Loretta and Mick bounced along the rural, pockmarked highway, dodging potholes big enough to swallow livestock, but even the Belties had better sense than to be out tonight. The frigid wind howled like a banshee, its clatter and bite finding a way in through every nook and cranny of the decrepit pickup, the F-150's ancient heater no match for March in Maine. Driving snow made it difficult to see the road, and it was only going to get worse.
Mother Nature is a nasty ol' bitch this year, thought Mick to himself. We really should have left the tavern an hour ago, instead of staying for a couple more pints and the end of the game. But, given a choice between basketball and beer with his sport-crazed friends and another tedious night slumped on the couch while Loretta tuned in to the Lifetime Channel and televised ridiculousness more likely to leave her weeping than feeling frisky, Mick knew he'd brave the elements next time, too.
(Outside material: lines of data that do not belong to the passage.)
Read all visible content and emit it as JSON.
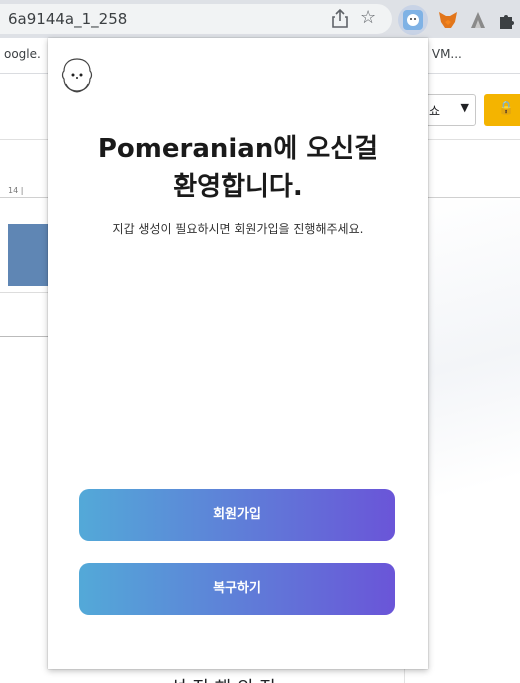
{
  "browser": {
    "url": "6a9144a_1_258",
    "bookmarks_left": "oogle.",
    "bookmarks_right": "| VM..."
  },
  "page": {
    "sort_label": "쇼",
    "ruler_text": "14 |",
    "bottom_text": "선 진 해 의 진"
  },
  "popup": {
    "title_line1": "Pomeranian에 오신걸",
    "title_line2": "환영합니다.",
    "subtitle": "지갑 생성이 필요하시면 회원가입을 진행해주세요.",
    "signup_button": "회원가입",
    "restore_button": "복구하기"
  },
  "colors": {
    "button_gradient_start": "#53a9d8",
    "button_gradient_end": "#6a55d8",
    "lock_button": "#f4b400"
  },
  "icons": [
    "share-icon",
    "star-icon",
    "pomeranian-extension-icon",
    "metamask-fox-icon",
    "kaikas-extension-icon",
    "puzzle-extensions-icon",
    "lock-icon",
    "pomeranian-logo-icon"
  ]
}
Mick leaded slightly forward, eyes squinted in an attempt to distinguish road from ditch in nearly whiteout conditions. Suddenly, there was a bone-jarring thud from the frontend. Stomping on the brakes without thinking, the truck skidded and fishtailed wildly for a moment. "Oh my God!" shrieked Loretta. Heart racing, Mike fought for control, coming to rest crookedly on the shoulder. Scrubbing shaking hands over his face, he muttered, "Holy shit..."
"Now you've done it--you've probably killed someone's pet! You just couldn't stand the thought of staying home with me tonight. God forbid you spend time with me. And you just had to have that last beer...you're drunk, aren't you?" Loretta harped accusingly.
Tense jaw illuminated faintly by the dashboard light, Mick rolled his eyes at the newest variation to the "you just don't wanna spend time with me" argument they'd had a million times and ground his teeth in frustration. "I'm not drunk, Loretta. I could barely see the road. Something must've jumped out in front of me. I didn't know the game would go into overtime, but it was March Madness, so give me a break, will ya?" In an attempt to deal with the situation at hand and not get sucked into the same old quarrel, Mike said, "Grab the Maglite outta the glove box. We'd better see what we hit."
"What `we' hit? I'm not driving." Loretta groused. She threw open her door with more force than necessary, stepping out of the truck and into several inches of fresh snow. Flicking on the flashlight, she shined it up and down the ditch, seeing nothing. Stomping around the back of the truck to Mick's side, she handed him the flashlight and, gesturing toward the ditch on the passenger's side of the truck, said, "There's nothing there."
Crouching down, Mick swept the light beneath the Ford and back the way they'd come, but there was nothing. Perplexed, he pointed at the large dent in driver's side fender. "We obviously hit something, but what was it?"